Required action — The answer must consist of every line from the data that holds "rounded".

Records for this task —
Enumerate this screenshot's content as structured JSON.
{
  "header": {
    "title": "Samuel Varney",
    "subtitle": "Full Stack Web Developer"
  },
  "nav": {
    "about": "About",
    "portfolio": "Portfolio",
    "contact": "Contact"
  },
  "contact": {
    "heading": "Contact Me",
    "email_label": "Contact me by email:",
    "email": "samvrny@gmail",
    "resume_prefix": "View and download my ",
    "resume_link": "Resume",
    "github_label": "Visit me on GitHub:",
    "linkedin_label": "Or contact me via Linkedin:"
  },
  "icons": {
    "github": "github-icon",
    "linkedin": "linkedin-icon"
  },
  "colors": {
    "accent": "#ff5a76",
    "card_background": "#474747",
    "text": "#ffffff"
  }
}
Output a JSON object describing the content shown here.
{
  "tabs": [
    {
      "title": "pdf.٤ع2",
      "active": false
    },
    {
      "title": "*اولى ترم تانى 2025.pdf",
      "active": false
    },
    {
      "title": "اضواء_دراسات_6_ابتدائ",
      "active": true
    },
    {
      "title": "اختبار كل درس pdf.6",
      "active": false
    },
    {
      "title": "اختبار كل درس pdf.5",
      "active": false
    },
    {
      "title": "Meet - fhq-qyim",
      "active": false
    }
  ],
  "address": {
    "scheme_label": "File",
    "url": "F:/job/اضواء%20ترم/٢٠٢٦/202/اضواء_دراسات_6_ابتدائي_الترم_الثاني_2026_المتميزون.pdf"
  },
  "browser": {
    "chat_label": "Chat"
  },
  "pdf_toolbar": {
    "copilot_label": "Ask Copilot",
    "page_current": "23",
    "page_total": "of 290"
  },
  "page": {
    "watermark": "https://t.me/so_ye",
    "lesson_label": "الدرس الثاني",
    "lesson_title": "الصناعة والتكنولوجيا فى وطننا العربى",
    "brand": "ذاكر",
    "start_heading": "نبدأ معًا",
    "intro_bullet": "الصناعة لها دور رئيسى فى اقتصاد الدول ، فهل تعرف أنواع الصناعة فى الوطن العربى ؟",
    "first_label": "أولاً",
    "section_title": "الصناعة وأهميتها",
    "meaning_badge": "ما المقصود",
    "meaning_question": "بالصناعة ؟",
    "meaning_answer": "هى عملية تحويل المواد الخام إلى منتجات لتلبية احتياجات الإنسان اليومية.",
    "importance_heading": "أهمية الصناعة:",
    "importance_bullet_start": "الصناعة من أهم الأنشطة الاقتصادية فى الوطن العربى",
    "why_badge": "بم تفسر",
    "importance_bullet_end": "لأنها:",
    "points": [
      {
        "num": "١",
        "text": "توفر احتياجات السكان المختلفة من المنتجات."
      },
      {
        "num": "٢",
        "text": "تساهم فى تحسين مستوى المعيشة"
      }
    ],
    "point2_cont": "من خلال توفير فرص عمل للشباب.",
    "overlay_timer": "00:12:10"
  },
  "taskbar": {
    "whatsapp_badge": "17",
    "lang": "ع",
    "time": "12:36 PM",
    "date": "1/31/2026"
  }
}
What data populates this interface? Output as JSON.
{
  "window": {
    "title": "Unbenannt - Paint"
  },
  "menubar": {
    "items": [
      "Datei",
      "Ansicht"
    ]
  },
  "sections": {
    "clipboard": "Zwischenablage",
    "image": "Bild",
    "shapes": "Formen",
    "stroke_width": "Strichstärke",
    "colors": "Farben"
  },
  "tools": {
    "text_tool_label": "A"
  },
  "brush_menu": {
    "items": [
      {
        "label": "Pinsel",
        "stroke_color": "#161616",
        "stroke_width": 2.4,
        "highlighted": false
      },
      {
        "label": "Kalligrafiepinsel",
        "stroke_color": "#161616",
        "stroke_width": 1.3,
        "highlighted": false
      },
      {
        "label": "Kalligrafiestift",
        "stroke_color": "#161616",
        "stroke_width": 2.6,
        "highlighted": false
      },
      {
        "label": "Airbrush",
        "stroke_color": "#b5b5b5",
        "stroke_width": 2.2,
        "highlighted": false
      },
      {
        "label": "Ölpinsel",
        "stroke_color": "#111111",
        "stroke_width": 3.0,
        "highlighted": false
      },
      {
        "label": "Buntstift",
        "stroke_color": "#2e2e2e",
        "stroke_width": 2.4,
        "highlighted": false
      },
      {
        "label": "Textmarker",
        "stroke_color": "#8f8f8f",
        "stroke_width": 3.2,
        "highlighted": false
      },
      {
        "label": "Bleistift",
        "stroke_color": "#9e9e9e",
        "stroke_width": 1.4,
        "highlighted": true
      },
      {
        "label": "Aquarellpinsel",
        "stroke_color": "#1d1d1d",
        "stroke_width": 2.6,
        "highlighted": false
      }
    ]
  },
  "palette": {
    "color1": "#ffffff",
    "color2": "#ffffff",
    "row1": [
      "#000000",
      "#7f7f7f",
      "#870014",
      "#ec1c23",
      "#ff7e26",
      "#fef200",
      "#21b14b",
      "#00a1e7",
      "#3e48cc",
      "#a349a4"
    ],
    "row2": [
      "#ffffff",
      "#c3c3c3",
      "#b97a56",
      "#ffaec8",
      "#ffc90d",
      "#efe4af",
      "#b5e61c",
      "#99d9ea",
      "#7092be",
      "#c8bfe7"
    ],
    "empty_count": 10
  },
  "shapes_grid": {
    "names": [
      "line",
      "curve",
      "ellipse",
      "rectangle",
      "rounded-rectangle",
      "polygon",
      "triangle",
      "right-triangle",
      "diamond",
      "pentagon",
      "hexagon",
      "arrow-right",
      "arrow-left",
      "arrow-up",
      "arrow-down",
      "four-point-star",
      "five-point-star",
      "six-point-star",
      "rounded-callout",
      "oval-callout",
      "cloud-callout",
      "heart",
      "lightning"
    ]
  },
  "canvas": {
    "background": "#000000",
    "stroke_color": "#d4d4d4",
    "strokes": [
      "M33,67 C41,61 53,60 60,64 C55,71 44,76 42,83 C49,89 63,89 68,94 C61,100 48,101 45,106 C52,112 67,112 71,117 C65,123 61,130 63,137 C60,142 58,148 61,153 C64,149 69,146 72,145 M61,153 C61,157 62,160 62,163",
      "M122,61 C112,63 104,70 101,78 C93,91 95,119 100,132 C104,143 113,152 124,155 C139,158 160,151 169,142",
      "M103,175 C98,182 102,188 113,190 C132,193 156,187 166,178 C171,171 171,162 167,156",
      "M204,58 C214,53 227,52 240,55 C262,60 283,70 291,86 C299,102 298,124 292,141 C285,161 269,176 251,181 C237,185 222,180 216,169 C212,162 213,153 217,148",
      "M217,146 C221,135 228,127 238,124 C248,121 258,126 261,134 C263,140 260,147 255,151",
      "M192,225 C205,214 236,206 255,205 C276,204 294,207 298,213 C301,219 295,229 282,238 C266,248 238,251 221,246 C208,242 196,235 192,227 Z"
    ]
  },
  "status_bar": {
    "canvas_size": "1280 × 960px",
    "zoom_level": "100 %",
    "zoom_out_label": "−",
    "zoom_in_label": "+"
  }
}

Answer to this task —
      "rounded-rectangle",
      "rounded-callout",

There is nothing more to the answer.